Urban Sprawl and Social Capital: Evidence from Indonesian Cities 

(with Andrea Civelli, Arya Gaduh and Alex Rothenberg)

Forthcoming, Economic Journal  [Paper] [NBER Working Paper No. 30068]

We use detailed data from Indonesian cities to study how variation in density within urban areas affects social capital. For identification, we instrument density with soil characteristics, and control for community averages of observed characteristics. Under plausible assumptions, these controls address sorting on observables and unobservables. We find that lower density increases trust in neighbors and community participation. We also find that lower density is associated with lower interethnic tolerance, but this relationship is explained by sorting. Heterogeneity analysis suggests that crime in dense areas undermines community trust and participation, intensifying the negative impact of density.

Working Papers

When Regional Policies Fail: An Evaluation of Indonesia's Integrated Economic Development Zones 

(with A. V. Chari and Alex Rothenberg)  [Paper]


Many countries have used place-based policies to stimulate growth in lagging regions. We study Indonesia's Integrated Economic Development Zone (KAPET) program, which provided significant tax-breaks for firms locating in poorer districts in the Outer Islands. Along many dimensions, KAPET districts experienced no better development outcomes than their non-treated counterparts. The tax cuts neither encouraged greater firm entry, increased migration, nor raised local output. To investigate whether regional policies could have been redesigned to increase welfare and stimulate growth, we use a quantitative spatial model with multiple asymmetric regions, informal and formal sectors, costly trade, and costly migration.

Linguistic Distance,  Internal Migration and Welfare: Evidence from Indonesia  [Paper]

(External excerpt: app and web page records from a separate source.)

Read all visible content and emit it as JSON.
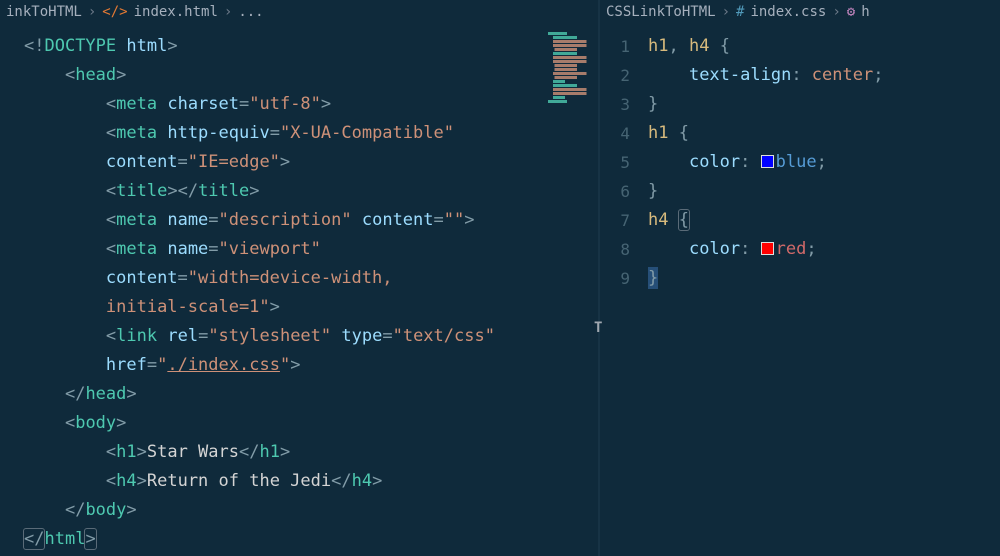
{
  "left": {
    "breadcrumb": {
      "folder": "inkToHTML",
      "file": "index.html",
      "more": "..."
    },
    "lines": [
      [
        {
          "t": "<!",
          "c": "c-punc"
        },
        {
          "t": "DOCTYPE",
          "c": "c-doctype"
        },
        {
          "t": " ",
          "c": "c-text"
        },
        {
          "t": "html",
          "c": "c-attr"
        },
        {
          "t": ">",
          "c": "c-punc"
        }
      ],
      [
        {
          "t": "    ",
          "c": "c-text"
        },
        {
          "t": "<",
          "c": "c-punc"
        },
        {
          "t": "head",
          "c": "c-tag"
        },
        {
          "t": ">",
          "c": "c-punc"
        }
      ],
      [
        {
          "t": "        ",
          "c": "c-text"
        },
        {
          "t": "<",
          "c": "c-punc"
        },
        {
          "t": "meta",
          "c": "c-tag"
        },
        {
          "t": " ",
          "c": "c-text"
        },
        {
          "t": "charset",
          "c": "c-attr"
        },
        {
          "t": "=",
          "c": "c-punc"
        },
        {
          "t": "\"utf-8\"",
          "c": "c-str"
        },
        {
          "t": ">",
          "c": "c-punc"
        }
      ],
      [
        {
          "t": "        ",
          "c": "c-text"
        },
        {
          "t": "<",
          "c": "c-punc"
        },
        {
          "t": "meta",
          "c": "c-tag"
        },
        {
          "t": " ",
          "c": "c-text"
        },
        {
          "t": "http-equiv",
          "c": "c-attr"
        },
        {
          "t": "=",
          "c": "c-punc"
        },
        {
          "t": "\"X-UA-Compatible\"",
          "c": "c-str"
        }
      ],
      [
        {
          "t": "        ",
          "c": "c-text"
        },
        {
          "t": "content",
          "c": "c-attr"
        },
        {
          "t": "=",
          "c": "c-punc"
        },
        {
          "t": "\"IE=edge\"",
          "c": "c-str"
        },
        {
          "t": ">",
          "c": "c-punc"
        }
      ],
      [
        {
          "t": "        ",
          "c": "c-text"
        },
        {
          "t": "<",
          "c": "c-punc"
        },
        {
          "t": "title",
          "c": "c-tag"
        },
        {
          "t": ">",
          "c": "c-punc"
        },
        {
          "t": "</",
          "c": "c-punc"
        },
        {
          "t": "title",
          "c": "c-tag"
        },
        {
          "t": ">",
          "c": "c-punc"
        }
      ],
      [
        {
          "t": "        ",
          "c": "c-text"
        },
        {
          "t": "<",
          "c": "c-punc"
        },
        {
          "t": "meta",
          "c": "c-tag"
        },
        {
          "t": " ",
          "c": "c-text"
        },
        {
          "t": "name",
          "c": "c-attr"
        },
        {
          "t": "=",
          "c": "c-punc"
        },
        {
          "t": "\"description\"",
          "c": "c-str"
        },
        {
          "t": " ",
          "c": "c-text"
        },
        {
          "t": "content",
          "c": "c-attr"
        },
        {
          "t": "=",
          "c": "c-punc"
        },
        {
          "t": "\"\"",
          "c": "c-str"
        },
        {
          "t": ">",
          "c": "c-punc"
        }
      ],
      [
        {
          "t": "        ",
          "c": "c-text"
        },
        {
          "t": "<",
          "c": "c-punc"
        },
        {
          "t": "meta",
          "c": "c-tag"
        },
        {
          "t": " ",
          "c": "c-text"
        },
        {
          "t": "name",
          "c": "c-attr"
        },
        {
          "t": "=",
          "c": "c-punc"
        },
        {
          "t": "\"viewport\"",
          "c": "c-str"
        }
      ],
      [
        {
          "t": "        ",
          "c": "c-text"
        },
        {
          "t": "content",
          "c": "c-attr"
        },
        {
          "t": "=",
          "c": "c-punc"
        },
        {
          "t": "\"width=device-width,",
          "c": "c-str"
        }
      ],
      [
        {
          "t": "        ",
          "c": "c-text"
        },
        {
          "t": "initial-scale=1\"",
          "c": "c-str"
        },
        {
          "t": ">",
          "c": "c-punc"
        }
      ],
      [
        {
          "t": "        ",
          "c": "c-text"
        },
        {
          "t": "<",
          "c": "c-punc"
        },
        {
          "t": "link",
          "c": "c-tag"
        },
        {
          "t": " ",
          "c": "c-text"
        },
        {
          "t": "rel",
          "c": "c-attr"
        },
        {
          "t": "=",
          "c": "c-punc"
        },
        {
          "t": "\"stylesheet\"",
          "c": "c-str"
        },
        {
          "t": " ",
          "c": "c-text"
        },
        {
          "t": "type",
          "c": "c-attr"
        },
        {
          "t": "=",
          "c": "c-punc"
        },
        {
          "t": "\"text/css\"",
          "c": "c-str"
        }
      ],
      [
        {
          "t": "        ",
          "c": "c-text"
        },
        {
          "t": "href",
          "c": "c-attr"
        },
        {
          "t": "=",
          "c": "c-punc"
        },
        {
          "t": "\"",
          "c": "c-str"
        },
        {
          "t": "./index.css",
          "c": "c-link"
        },
        {
          "t": "\"",
          "c": "c-str"
        },
        {
          "t": ">",
          "c": "c-punc"
        }
      ],
      [
        {
          "t": "    ",
          "c": "c-text"
        },
        {
          "t": "</",
          "c": "c-punc"
        },
        {
          "t": "head",
          "c": "c-tag"
        },
        {
          "t": ">",
          "c": "c-punc"
        }
      ],
      [
        {
          "t": "    ",
          "c": "c-text"
        },
        {
          "t": "<",
          "c": "c-punc"
        },
        {
          "t": "body",
          "c": "c-tag"
        },
        {
          "t": ">",
          "c": "c-punc"
        }
      ],
      [
        {
          "t": "        ",
          "c": "c-text"
        },
        {
          "t": "<",
          "c": "c-punc"
        },
        {
          "t": "h1",
          "c": "c-tag"
        },
        {
          "t": ">",
          "c": "c-punc"
        },
        {
          "t": "Star Wars",
          "c": "c-text"
        },
        {
          "t": "</",
          "c": "c-punc"
        },
        {
          "t": "h1",
          "c": "c-tag"
        },
        {
          "t": ">",
          "c": "c-punc"
        }
      ],
      [
        {
          "t": "        ",
          "c": "c-text"
        },
        {
          "t": "<",
          "c": "c-punc"
        },
        {
          "t": "h4",
          "c": "c-tag"
        },
        {
          "t": ">",
          "c": "c-punc"
        },
        {
          "t": "Return of the Jedi",
          "c": "c-text"
        },
        {
          "t": "</",
          "c": "c-punc"
        },
        {
          "t": "h4",
          "c": "c-tag"
        },
        {
          "t": ">",
          "c": "c-punc"
        }
      ],
      [
        {
          "t": "    ",
          "c": "c-text"
        },
        {
          "t": "</",
          "c": "c-punc"
        },
        {
          "t": "body",
          "c": "c-tag"
        },
        {
          "t": ">",
          "c": "c-punc"
        }
      ],
      [
        {
          "t": "</",
          "c": "c-punc hl-box"
        },
        {
          "t": "html",
          "c": "c-tag"
        },
        {
          "t": ">",
          "c": "c-punc hl-box"
        }
      ]
    ]
  },
  "right": {
    "breadcrumb": {
      "folder": "CSSLinkToHTML",
      "file": "index.css",
      "symbol": "h"
    },
    "lineNumbers": [
      "1",
      "2",
      "3",
      "4",
      "5",
      "6",
      "7",
      "8",
      "9"
    ],
    "lines": [
      [
        {
          "t": "h1",
          "c": "c-sel"
        },
        {
          "t": ", ",
          "c": "c-punc"
        },
        {
          "t": "h4",
          "c": "c-sel"
        },
        {
          "t": " {",
          "c": "c-punc"
        }
      ],
      [
        {
          "t": "    ",
          "c": "c-text"
        },
        {
          "t": "text-align",
          "c": "c-prop"
        },
        {
          "t": ": ",
          "c": "c-punc"
        },
        {
          "t": "center",
          "c": "c-val"
        },
        {
          "t": ";",
          "c": "c-punc"
        }
      ],
      [
        {
          "t": "}",
          "c": "c-punc"
        }
      ],
      [
        {
          "t": "h1",
          "c": "c-sel"
        },
        {
          "t": " {",
          "c": "c-punc"
        }
      ],
      [
        {
          "t": "    ",
          "c": "c-text"
        },
        {
          "t": "color",
          "c": "c-prop"
        },
        {
          "t": ": ",
          "c": "c-punc"
        },
        {
          "swatch": "blue"
        },
        {
          "t": "blue",
          "c": "c-blue"
        },
        {
          "t": ";",
          "c": "c-punc"
        }
      ],
      [
        {
          "t": "}",
          "c": "c-punc"
        }
      ],
      [
        {
          "t": "h4",
          "c": "c-sel"
        },
        {
          "t": " ",
          "c": "c-text"
        },
        {
          "t": "{",
          "c": "c-punc hl-box"
        }
      ],
      [
        {
          "t": "    ",
          "c": "c-text"
        },
        {
          "t": "color",
          "c": "c-prop"
        },
        {
          "t": ": ",
          "c": "c-punc"
        },
        {
          "swatch": "red"
        },
        {
          "t": "red",
          "c": "c-red"
        },
        {
          "t": ";",
          "c": "c-punc"
        }
      ],
      [
        {
          "t": "}",
          "c": "c-punc sel-block"
        }
      ]
    ]
  }
}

This paper quantifies the effects of cultural barriers on internal migration and welfare by exploiting rich ethnolinguistic data in Indonesia and a spatial equilibrium framework. I estimate internal migration gravity using linguistic distances as a proxy for cultural barriers and instrument for current linguistic differences using data from the 1930 colonial census. I find inverted U-shaped effects of linguistic distance on migration. Longer linguistic distance encourages migration for linguistically close location pairs, but the pattern inverts as linguistic distance grows. The effects are more prominent for unskilled and older populations. To quantify welfare and distributional implications of linguistic barriers, I further develop a quantitative spatial model with heterogeneous skill groups, incorporating linguistic distance as migration and trade barriers. I find that a simulated reduction in linguistic distances by extrapolating the historical migration trend generates smaller welfare gains but improve equity more than a similar reduction in geographic barriers.

Research in Progress

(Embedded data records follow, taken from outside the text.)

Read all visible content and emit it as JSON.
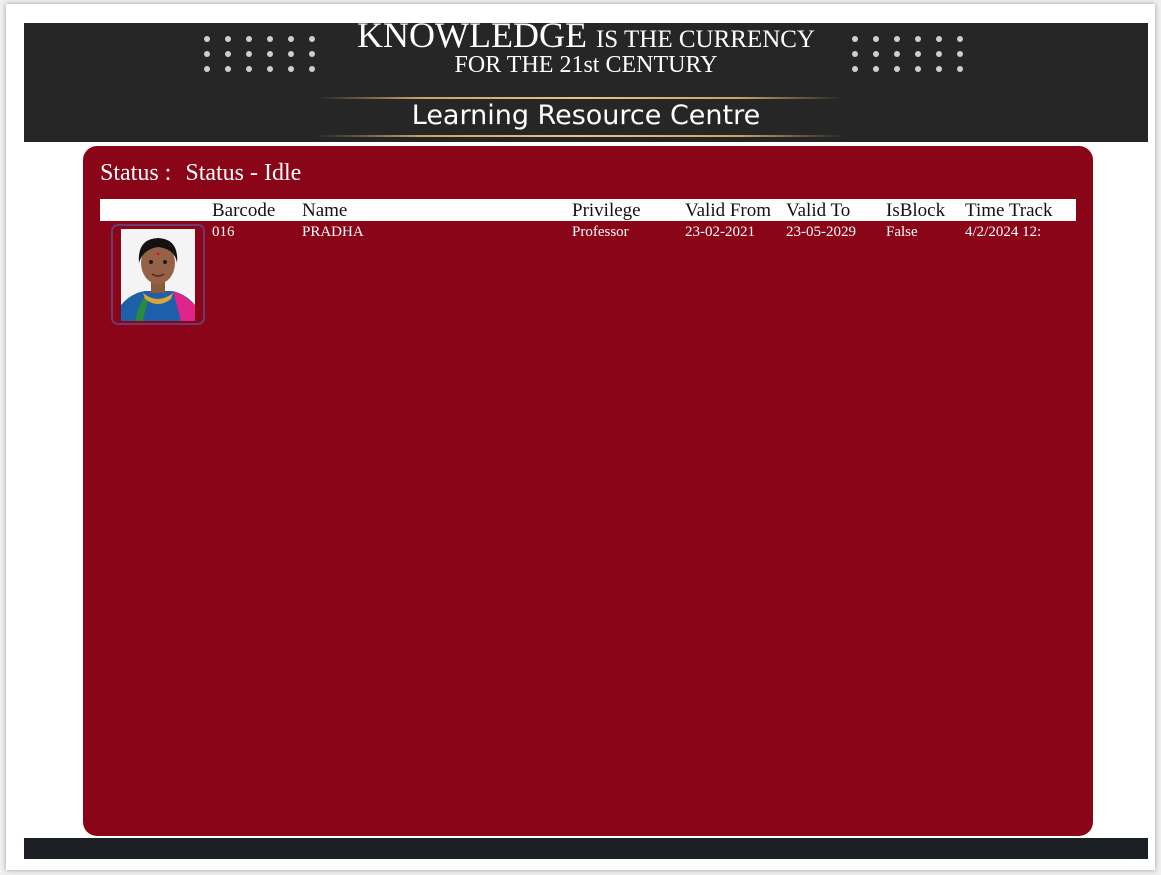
{
  "banner": {
    "tagline_big": "KNOWLEDGE",
    "tagline_rest": "IS THE CURRENCY",
    "tagline_line2": "FOR THE 21st CENTURY",
    "centre_title": "Learning Resource Centre"
  },
  "status": {
    "label": "Status :",
    "value": "Status - Idle"
  },
  "table": {
    "headers": {
      "barcode": "Barcode",
      "name": "Name",
      "privilege": "Privilege",
      "valid_from": "Valid From",
      "valid_to": "Valid To",
      "is_block": "IsBlock",
      "time_track": "Time Track"
    },
    "rows": [
      {
        "barcode": "016",
        "name": "PRADHA",
        "privilege": "Professor",
        "valid_from": "23-02-2021",
        "valid_to": "23-05-2029",
        "is_block": "False",
        "time_track": "4/2/2024 12:"
      }
    ]
  },
  "colors": {
    "panel": "#8b0519",
    "banner": "#262626",
    "accent_gold": "#c9a46a",
    "footer": "#1c1f24"
  },
  "icons": {
    "photo": "member-photo"
  }
}
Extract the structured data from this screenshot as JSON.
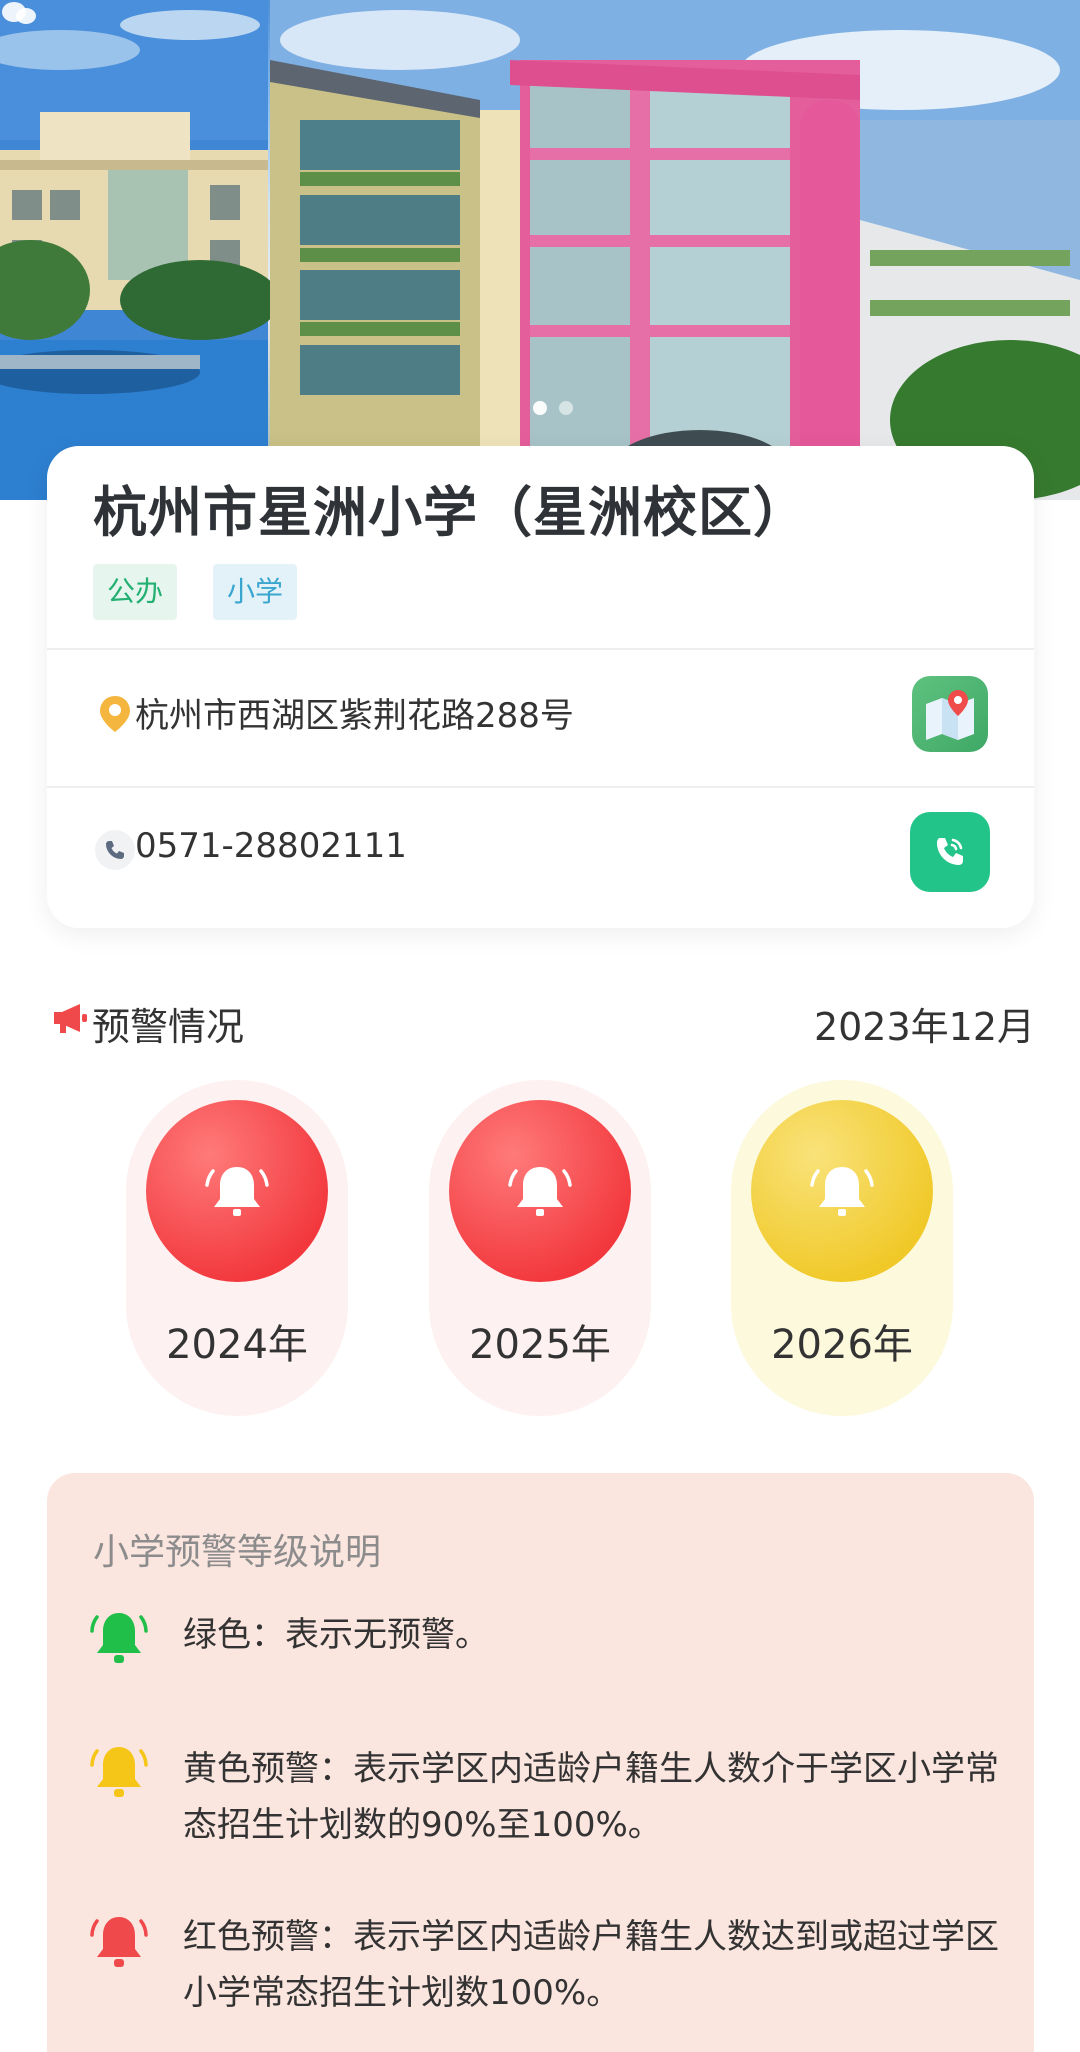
{
  "school": {
    "name": "杭州市星洲小学（星洲校区）",
    "tags": [
      "公办",
      "小学"
    ],
    "address": "杭州市西湖区紫荆花路288号",
    "phone": "0571-28802111"
  },
  "icons": {
    "address": "location-pin-icon",
    "map": "map-navigation-icon",
    "phone": "phone-icon",
    "call": "phone-call-icon",
    "warning": "megaphone-icon",
    "level": "bell-icon"
  },
  "warning": {
    "title": "预警情况",
    "date": "2023年12月",
    "years": [
      {
        "label": "2024年",
        "level": "red",
        "color": "#f2383d"
      },
      {
        "label": "2025年",
        "level": "red",
        "color": "#f2383d"
      },
      {
        "label": "2026年",
        "level": "yellow",
        "color": "#f0c928"
      }
    ]
  },
  "legend": {
    "title": "小学预警等级说明",
    "items": [
      {
        "level": "green",
        "color": "#1fbf4a",
        "text": "绿色：表示无预警。"
      },
      {
        "level": "yellow",
        "color": "#f5c518",
        "text": "黄色预警：表示学区内适龄户籍生人数介于学区小学常态招生计划数的90%至100%。"
      },
      {
        "level": "red",
        "color": "#f0494c",
        "text": "红色预警：表示学区内适龄户籍生人数达到或超过学区小学常态招生计划数100%。"
      }
    ]
  },
  "banner": {
    "slide_count": 2,
    "active_slide": 1
  }
}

Steering and Spatial Mismatch 

(with Tianyun Zhu)  [New Draft Coming Soon]

In 1968, John Kain proposed the Spatial Mismatch Hypothesis: the high unemployment rate in central cities among blacks might be due to the suburbanization of jobs combined with housing discrimination keeping blacks from relocating accordingly. We use in-person housing audit study, Housing Discrimination Study 2012, combined with rich job access data to directly test the role played by housing discrimination in the Spatial Mismatch Hypothesis. We find suggestive evidence for discriminatory steering in the housing market that denies Hispanics' access to jobs but no decisive evidence for other minorities.

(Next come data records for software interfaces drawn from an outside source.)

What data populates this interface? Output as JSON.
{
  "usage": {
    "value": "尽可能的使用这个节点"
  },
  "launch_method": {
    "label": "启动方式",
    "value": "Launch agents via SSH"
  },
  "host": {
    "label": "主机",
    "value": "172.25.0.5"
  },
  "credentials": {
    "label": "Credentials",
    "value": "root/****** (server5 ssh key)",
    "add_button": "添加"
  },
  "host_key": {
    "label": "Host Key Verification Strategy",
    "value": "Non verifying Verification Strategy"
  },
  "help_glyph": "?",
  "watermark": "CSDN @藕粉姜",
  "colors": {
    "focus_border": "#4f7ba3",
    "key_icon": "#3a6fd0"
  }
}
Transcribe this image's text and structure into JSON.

The Impact of Public Transit on Congestion and Pollution: Evidence from Jakarta’s MRT 

(with Prottoy Akbar, Arya Gaduh and Alex Rothenberg)

Automobile travel in urban areas is associated with several negative externalities, including traffic congestion and pollution. Public transit systems provide transport alternatives that potentially reduce those negative externalities. We use several data sources to estimate how the opening of Jakarta's MRT in April 2019 improved traffic and air quality for city residents. To estimate how the MRT system alleviated congestion, we use high frequency data from Google Maps to compare changes in travel times for routes lying close to the MRT corridor to changes in travel times for planned but unbuilt MRT routes. We use a similar strategy to estimate the impact of the MRT system on pollution using remotely sensed pollution measures from the European Space Agency's Sentinel-5 Precursor (S5P) satellite. Finally, we compare our estimates of the benefits of reduced congestion and improved air quality to the costs of building and operating the MRT system.